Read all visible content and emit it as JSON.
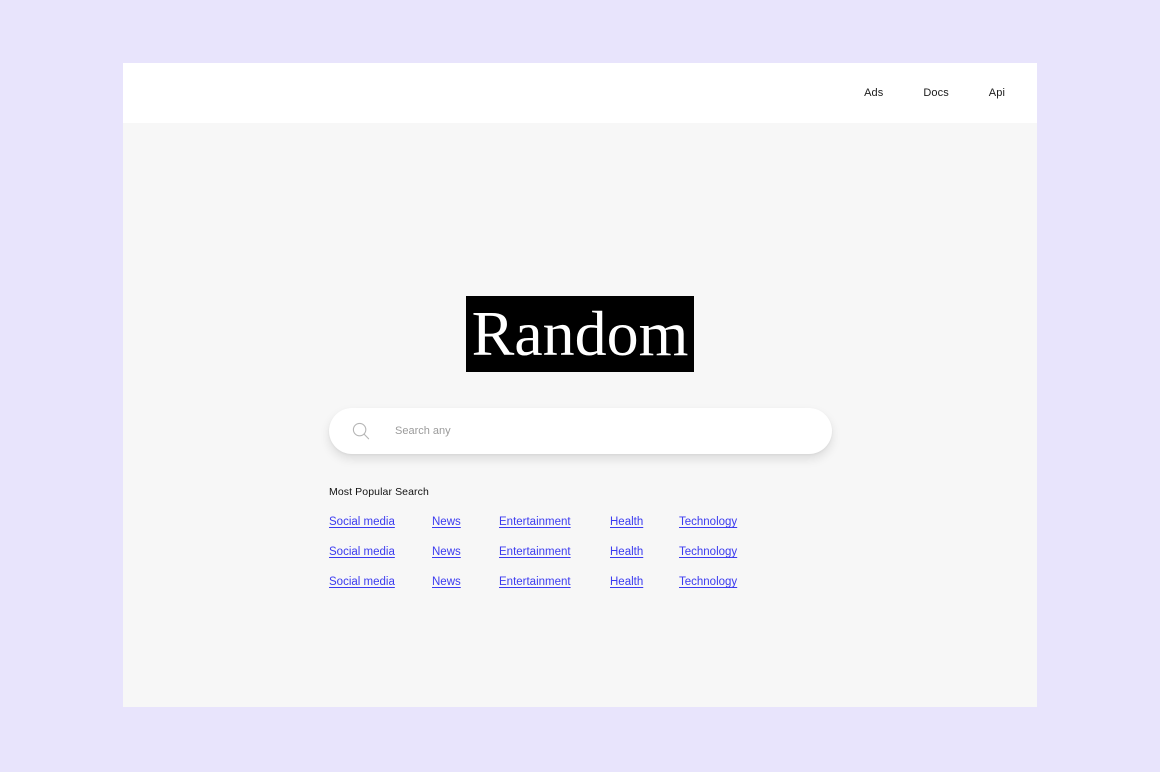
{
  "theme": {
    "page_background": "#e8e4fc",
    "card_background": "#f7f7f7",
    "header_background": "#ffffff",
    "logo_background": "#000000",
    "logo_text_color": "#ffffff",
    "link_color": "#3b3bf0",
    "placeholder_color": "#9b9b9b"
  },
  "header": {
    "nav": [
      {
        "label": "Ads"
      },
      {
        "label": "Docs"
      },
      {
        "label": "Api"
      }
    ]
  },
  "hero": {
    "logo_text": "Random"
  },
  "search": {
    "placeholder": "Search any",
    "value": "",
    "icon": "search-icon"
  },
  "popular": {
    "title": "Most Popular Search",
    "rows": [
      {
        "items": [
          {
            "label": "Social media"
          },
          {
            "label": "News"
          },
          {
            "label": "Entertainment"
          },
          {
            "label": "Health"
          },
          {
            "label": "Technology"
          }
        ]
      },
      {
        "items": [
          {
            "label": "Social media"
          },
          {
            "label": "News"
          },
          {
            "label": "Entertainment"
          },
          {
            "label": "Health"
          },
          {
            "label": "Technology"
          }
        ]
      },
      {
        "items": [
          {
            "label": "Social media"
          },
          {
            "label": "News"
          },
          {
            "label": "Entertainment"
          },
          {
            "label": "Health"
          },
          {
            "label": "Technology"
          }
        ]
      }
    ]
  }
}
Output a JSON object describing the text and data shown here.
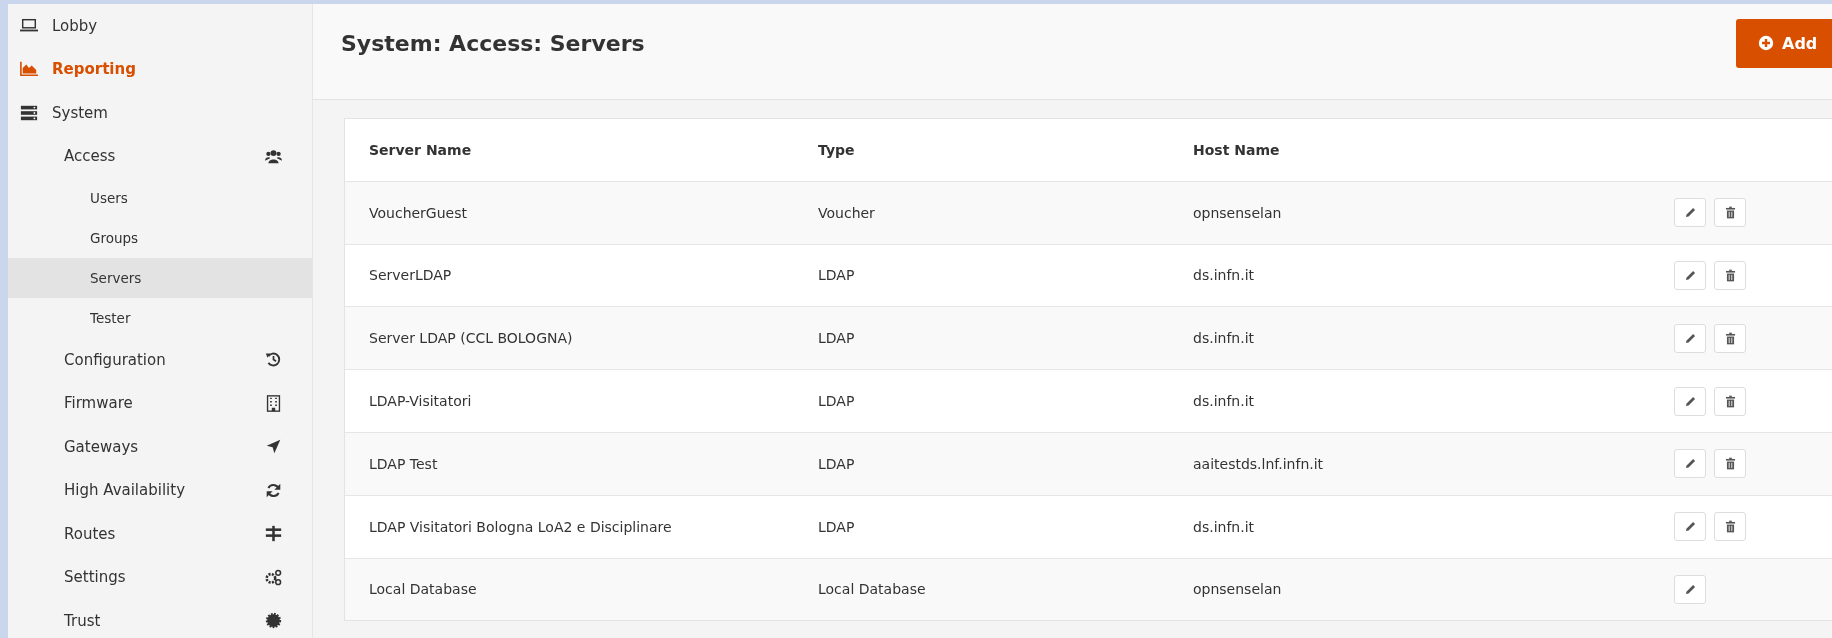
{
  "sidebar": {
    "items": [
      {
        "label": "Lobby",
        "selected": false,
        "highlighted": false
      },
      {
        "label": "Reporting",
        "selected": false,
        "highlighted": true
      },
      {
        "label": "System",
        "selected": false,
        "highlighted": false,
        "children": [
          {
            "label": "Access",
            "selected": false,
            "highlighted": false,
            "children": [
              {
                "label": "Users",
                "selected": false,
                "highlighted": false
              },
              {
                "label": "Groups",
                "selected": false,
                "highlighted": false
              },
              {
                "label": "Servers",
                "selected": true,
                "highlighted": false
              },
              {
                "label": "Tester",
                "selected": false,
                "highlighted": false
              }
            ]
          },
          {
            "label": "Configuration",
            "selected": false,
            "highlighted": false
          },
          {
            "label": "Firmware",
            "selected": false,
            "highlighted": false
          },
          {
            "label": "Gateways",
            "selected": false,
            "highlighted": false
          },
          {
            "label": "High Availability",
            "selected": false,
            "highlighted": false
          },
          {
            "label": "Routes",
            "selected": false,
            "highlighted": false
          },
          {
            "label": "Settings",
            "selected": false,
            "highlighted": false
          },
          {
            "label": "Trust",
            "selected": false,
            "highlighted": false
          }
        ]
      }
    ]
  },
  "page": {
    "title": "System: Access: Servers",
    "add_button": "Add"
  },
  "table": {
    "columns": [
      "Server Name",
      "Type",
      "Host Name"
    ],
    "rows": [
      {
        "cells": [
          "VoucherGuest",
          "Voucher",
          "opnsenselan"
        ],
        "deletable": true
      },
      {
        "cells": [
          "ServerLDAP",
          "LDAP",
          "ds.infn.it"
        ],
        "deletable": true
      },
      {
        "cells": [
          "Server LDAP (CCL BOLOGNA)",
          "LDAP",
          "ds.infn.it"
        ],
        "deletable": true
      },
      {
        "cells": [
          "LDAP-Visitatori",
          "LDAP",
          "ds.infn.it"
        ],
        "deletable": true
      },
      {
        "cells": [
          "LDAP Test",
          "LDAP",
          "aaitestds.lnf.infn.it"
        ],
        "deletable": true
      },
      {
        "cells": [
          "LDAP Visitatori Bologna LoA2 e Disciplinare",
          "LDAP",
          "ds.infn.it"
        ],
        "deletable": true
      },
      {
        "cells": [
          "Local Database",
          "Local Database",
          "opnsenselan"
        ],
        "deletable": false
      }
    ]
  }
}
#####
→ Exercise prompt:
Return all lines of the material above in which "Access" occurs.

→ Response to this exercise:
            "label": "Access",
    "title": "System: Access: Servers",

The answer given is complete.